FBI Faces Court Ruling After Taking Millions From Safety Deposit Boxes

An appeals court panel will soon decide whether the actions of FBI agents violated people’s rights under the Fourth Amendment.

On Thursday, oral arguments were held in front of the 9th Circuit Court of Appeals panel of judges about a case in which FBI agents raided people’s safety deposit boxes.

The incident in question stems from a case in which a business in Beverly Hills was facing accusations of money laundering. During the investigation, FBI agents perused through safety deposit boxes that they seized, cataloging lots of cash and expensive jewelry and watches.

The problem, though, was that the owners of a lot of the safety deposit boxes never were accused of committing a crime.
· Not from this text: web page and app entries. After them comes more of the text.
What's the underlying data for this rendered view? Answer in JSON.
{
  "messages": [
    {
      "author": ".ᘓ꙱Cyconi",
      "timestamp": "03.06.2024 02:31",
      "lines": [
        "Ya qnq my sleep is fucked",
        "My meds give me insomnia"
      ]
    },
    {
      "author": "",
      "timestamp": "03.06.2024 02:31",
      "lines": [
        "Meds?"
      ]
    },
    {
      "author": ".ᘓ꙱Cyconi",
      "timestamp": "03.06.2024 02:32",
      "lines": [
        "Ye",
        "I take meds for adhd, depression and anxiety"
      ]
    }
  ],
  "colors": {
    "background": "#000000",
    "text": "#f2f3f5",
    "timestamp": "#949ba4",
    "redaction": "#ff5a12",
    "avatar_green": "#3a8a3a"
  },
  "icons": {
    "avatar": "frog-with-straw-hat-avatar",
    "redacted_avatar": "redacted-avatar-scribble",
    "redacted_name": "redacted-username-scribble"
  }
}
Rob Johnson, a senior attorney for the Institute for Justice, spoke with Fox News this week, saying he was “extremely optimistic” regarding the upcoming decision by the panel. He said:
“I think the public sees this and recognizes that this is just a total abuse of people’s constitutional rights.”
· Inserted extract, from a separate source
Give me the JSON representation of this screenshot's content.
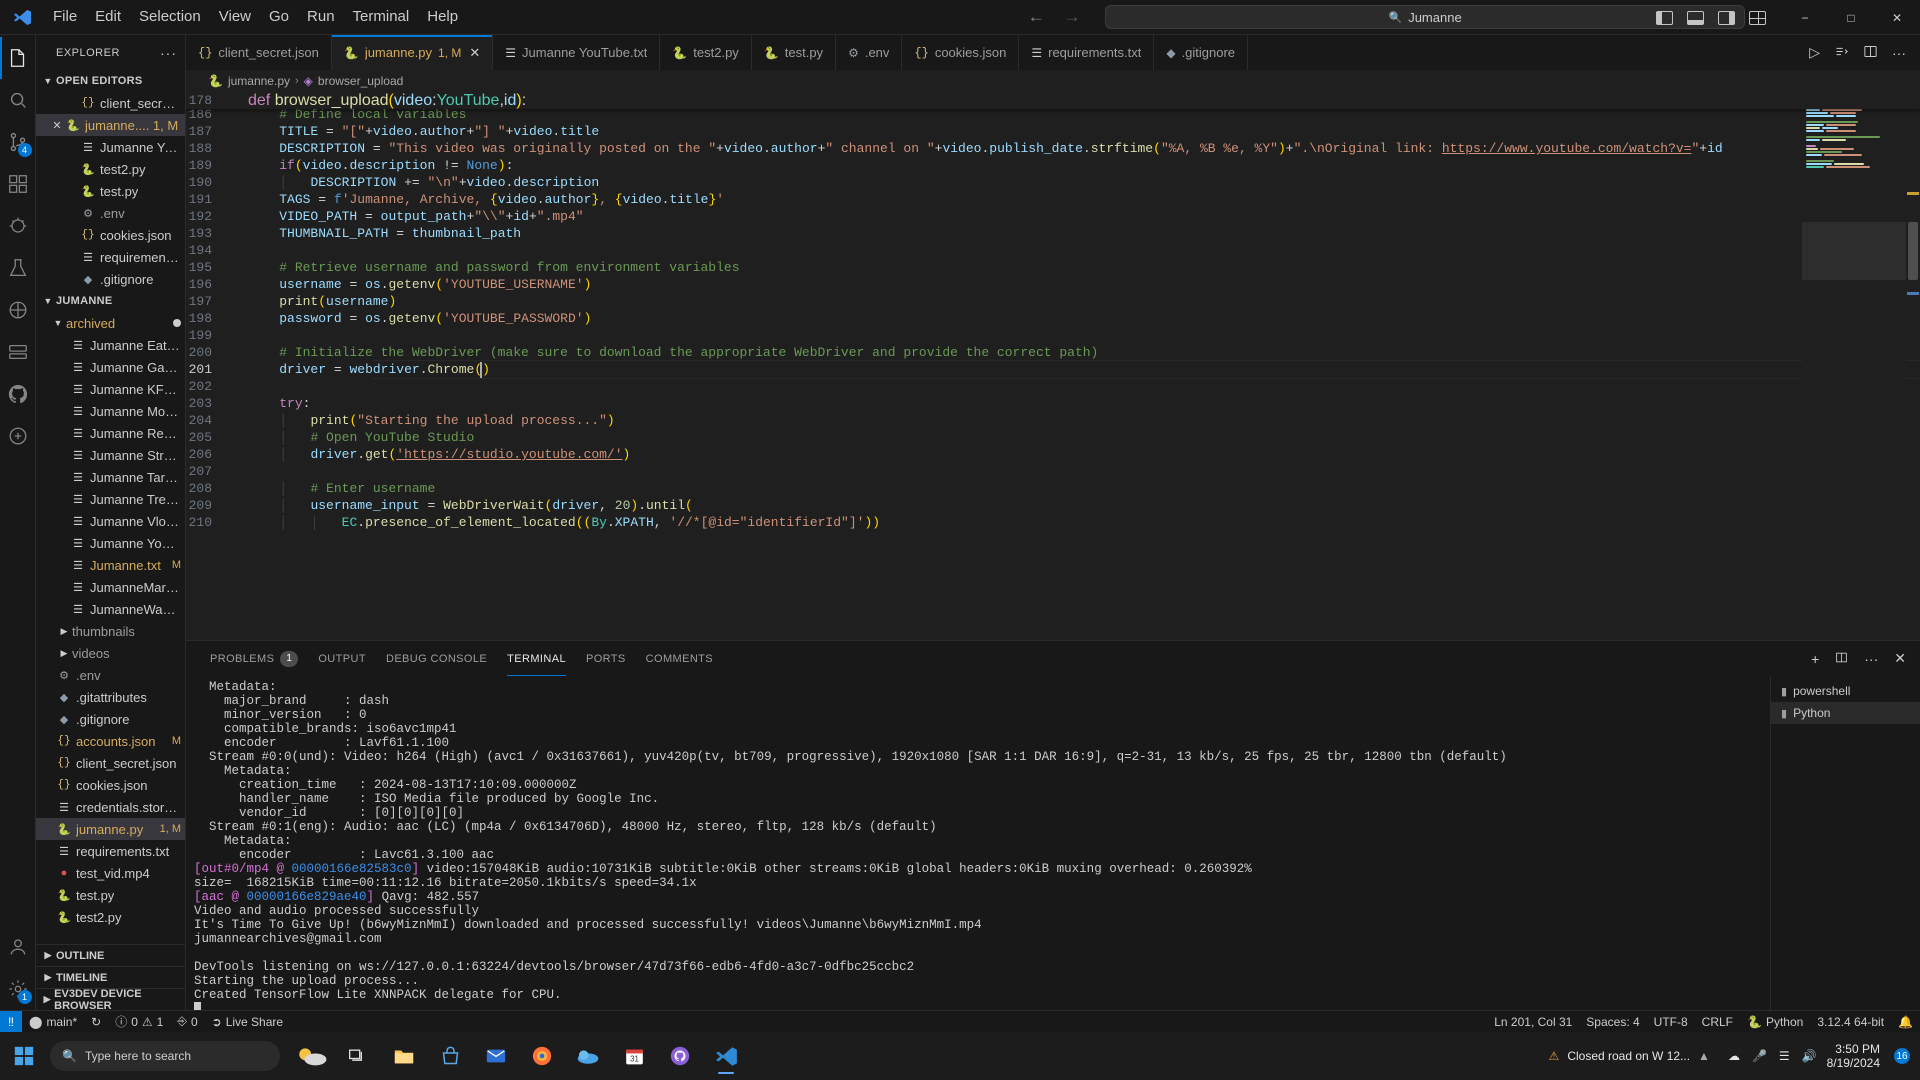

The incident happened in March of 2021, when the FBI seized approximately 1,400 safe deposit boxes that were located in U.S. Private Vaults. That company, based in Beverly Hills, was used by “unsavory characters to store criminal proceeds,” court documents show.

In total, FBI agents took roughly $86 million in cash, plus many other valuables – including silver, gold bars, coins and plenty of jewelry.

Two months later, the FBI “commenced administrative forfeiture proceedings” against many of those boxes.

Civil asset forfeiture is a controversial process that the government can use to seize property and/or money that they believe is linked to crimes – even if they never charge the person who owns the assets with a crime.

Eventually, the business pleaded guilty to money laundering charges. But, as recently as last October, no additional criminal charges were filed in the case, according to the U.S. Attorney’s Office.

This particular case was brought through a class action lawsuit by people who rented the safe deposit boxes and had their stuff taken. They’ve accused the FBI of violating the rights they have under the Fourth Amendment of protection from unreasonable search and seizure, as well as rights under the Fifth Amendment of protection from having their property taken without receiving compensation.

In court on Thursday, Institute for Justice lawyers argued the FBI “broke open hundreds of safe deposit boxes, and then it tried to civilly forfeit everything in those boxes worth over $5,000,” even though they didn’t have probable cause to do so.

Johnson added:

“The search … had an objective function to uncover evidence of crimes.”

The Institute is asking the judge’s panel to state that individuals’ rights were violated by the FBI. In addition, they want the government to be forced to destroy all copies agents made of private documents during the search.

This includes trusts, wills and medical records.

The case is before the appeals court panel because a lower court ruled in favor of the FBI last year.